More than three months after unarmed 18-year-old Michael Brown was shot to death by a police officer in Ferguson, Missouri, the topic is no longer front and center for the music community. But the St. Louis suburb could soon come under the world’s watchful eyes again, as yesterday Missouri Governor Jay Nixon declared a state of emergency, anticipating a grand jury’s decision on whether to charge officer Darren Wilson. Now indie luminary Chan Marshall (aka Cat Power), who played two concerts benefiting Ferguson protesters in August, has shared a message of peace across her social media accounts.
Along with an image (below) featuring the words “PEACEFUL PROTESTS,” Marshall wrote, “Please come forward to spread word for peaceful protests after Mike Brown verdict is announced,” adding that the Ku Klux Klan “will likely appear.” Her hashtags included “#dontshoot,” “#handsup” and “#justiceformikebrown.”
“Regardless of the outcomes of the federal and state criminal investigations, there is the possibility of expanded unrest,” Missouri’s governor said in his order. “The state of Missouri will be prepared to appropriately respond to any reaction to these announcements.” The governor said in a statement the order activates the National Guard to support state and local police.
The state of the emergency lasts for 30 days unless the governor extends it. The St. Louis County prosecutor has said the grand jury’s decision is expected this month, according to the Kansas City Star; if the grand jury decides Wilson should face charges, a trial would likely follow. Federal prosecutors, who are investigating Brown’s death for potential criminal and civil claims, haven’t disclosed when they will finish their work.
NAACP head Cornell William Brooks called the state of emergency “both premature in its application and presumptuous to the hundreds of peaceful demonstrators who have embraced their constitutional right to protest.” He said in a statement the governor’s decision “only threatens to stir up tensions and denigrate the peaceful efforts of countless non-violent activists.”
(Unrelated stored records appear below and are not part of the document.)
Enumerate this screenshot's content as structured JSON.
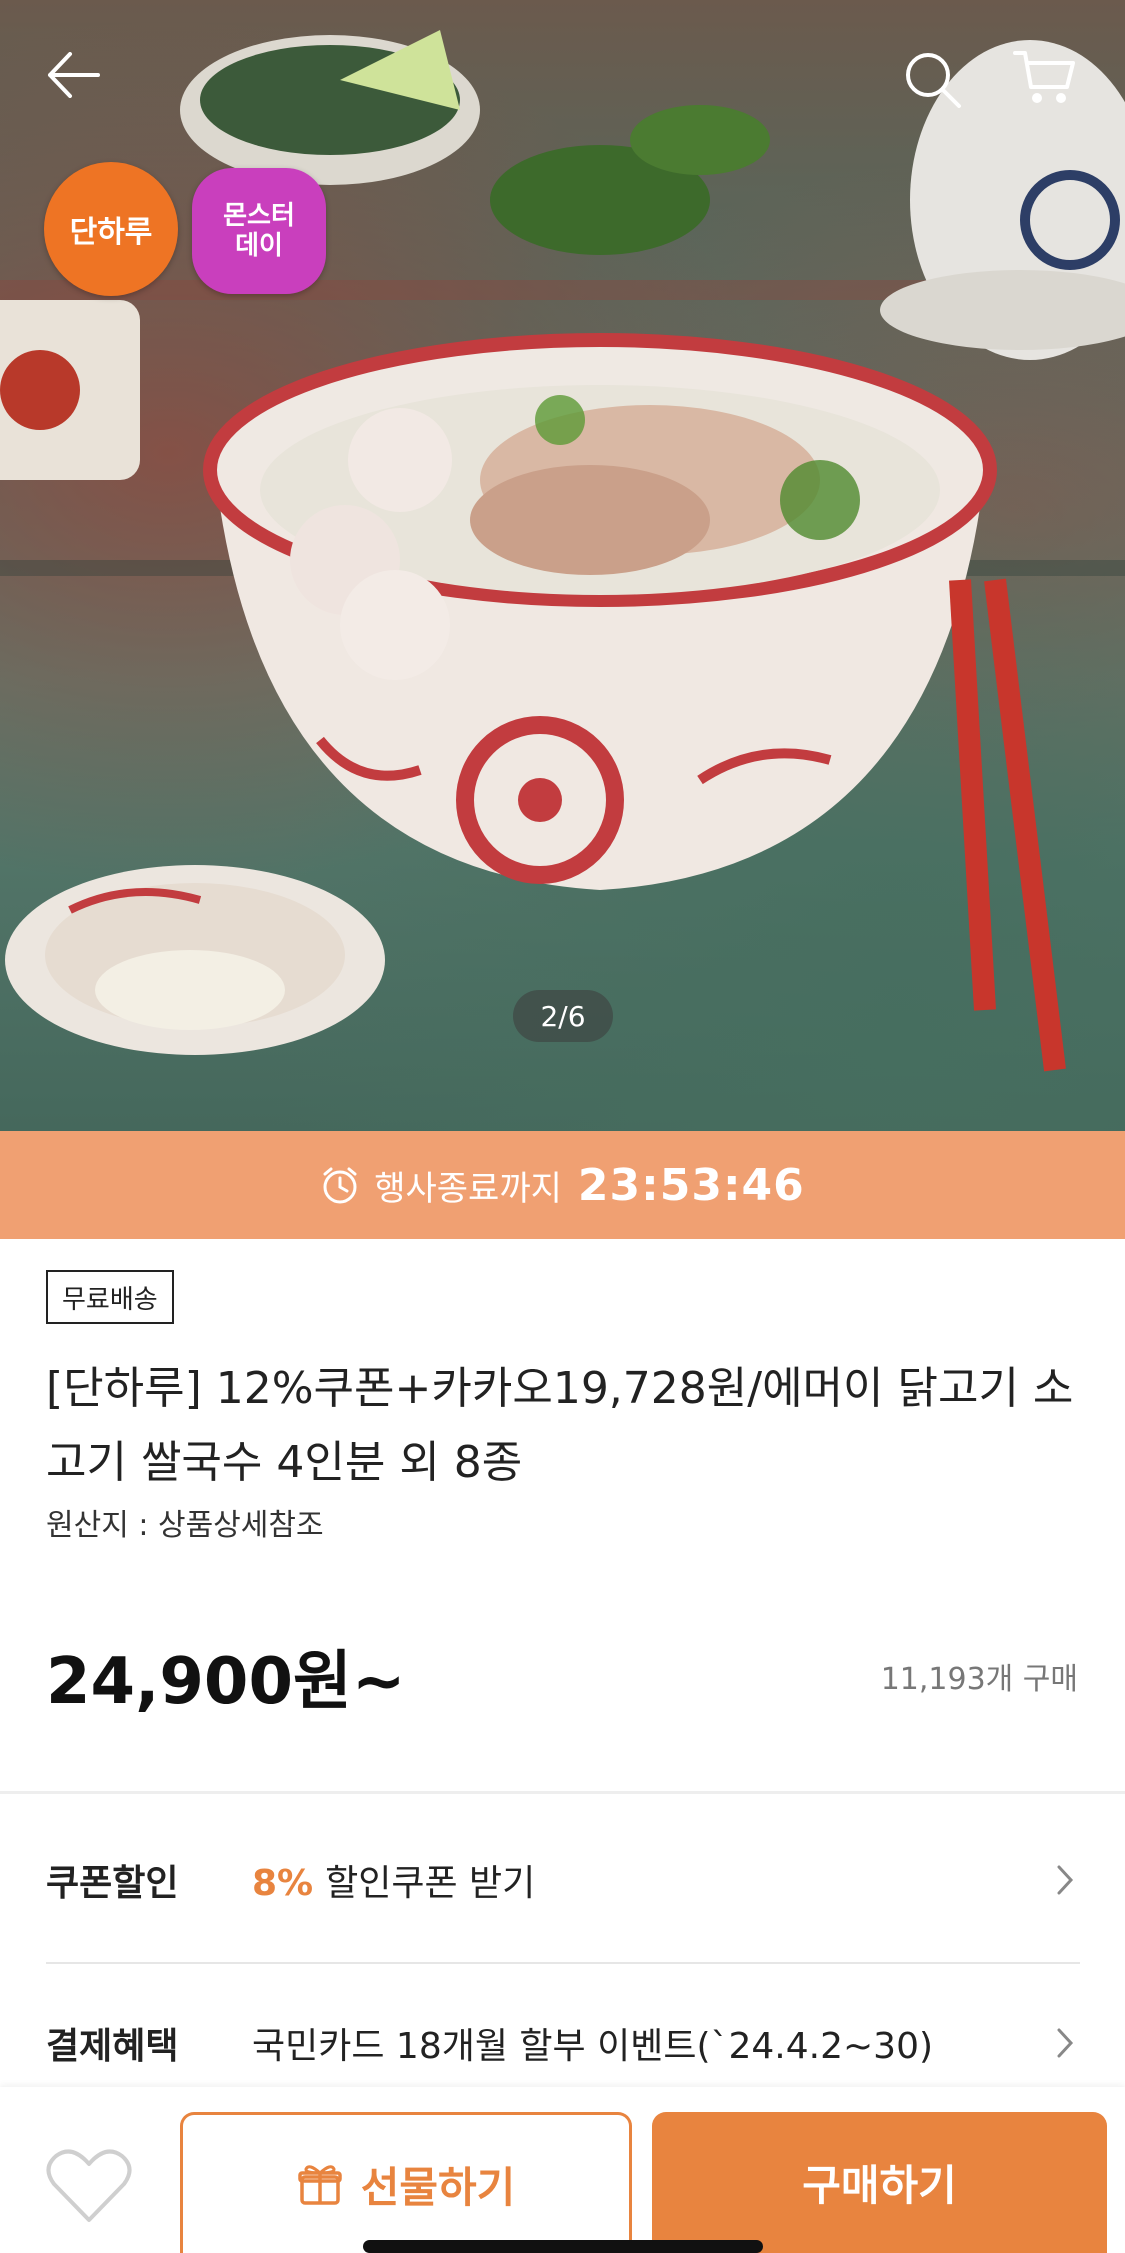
{
  "hero": {
    "badge_danharu": "단하루",
    "badge_monster_line1": "몬스터",
    "badge_monster_line2": "데이",
    "pager": "2/6"
  },
  "countdown": {
    "label": "행사종료까지",
    "time": "23:53:46"
  },
  "product": {
    "free_shipping": "무료배송",
    "title": "[단하루] 12%쿠폰+카카오19,728원/에머이 닭고기 소고기 쌀국수 4인분 외 8종",
    "origin": "원산지 : 상품상세참조",
    "price": "24,900원~",
    "purchases": "11,193개 구매"
  },
  "benefits": {
    "coupon_key": "쿠폰할인",
    "coupon_pct": "8%",
    "coupon_value": "할인쿠폰 받기",
    "pay_key": "결제혜택",
    "pay_value": "국민카드 18개월 할부 이벤트(`24.4.2~30)"
  },
  "actions": {
    "gift_label": "선물하기",
    "buy_label": "구매하기"
  },
  "colors": {
    "accent": "#e8843f",
    "countdown_bg": "#f0a072",
    "badge_orange": "#ee7424",
    "badge_purple": "#c93fbd"
  },
  "icons": [
    "back-arrow-icon",
    "search-icon",
    "cart-icon",
    "clock-icon",
    "chevron-right-icon",
    "heart-icon",
    "gift-icon"
  ]
}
Marshall’s mention of the KKK comes as, according to Newsweek, members of Anonymous have been squaring off with the group in response to threats made against Ferguson protesters. As ABC reports, the FBI has warned the grand jury decision announcement “will likely be exploited by some individuals to justify threats and attacks against law enforcement and critical infrastructure.” The FBI reportedly added in its recent bulletin, “This also poses a threat to those civilians engaged in lawful or otherwise constitutionally protected activities.”
The music community was outspoken about Ferguson in the early weeks. Common brought out Brown’s parents at the BET Awards, taped September 20, following the rapper’s performance with Vince Staples and Jay Electronica. Common also called for a moment of silence for Brown at August’s MTV Video Music Awards and sent a video message to the protesters. Others speaking out on Ferguson over the past included Killer Mike, Big Boi, Janelle Monáe, Frank Ocean, T.I., Talib Kweli, J. Cole, G-Unit, the Game, and Sky Ferreira.
Two of the most potent songs on this theme released since Brown’s shooting address the subject only obliquely: Lauryn Hill‘s “Black Rage (Sketch),” recorded long before the incident, and Staples’s “Hands Up,” where he raps, “Shoot him first without a warning/ And they expect respect and non-violence/ I refuse the right to be silent.”
The image posted by Cat Power’s Marshall is below.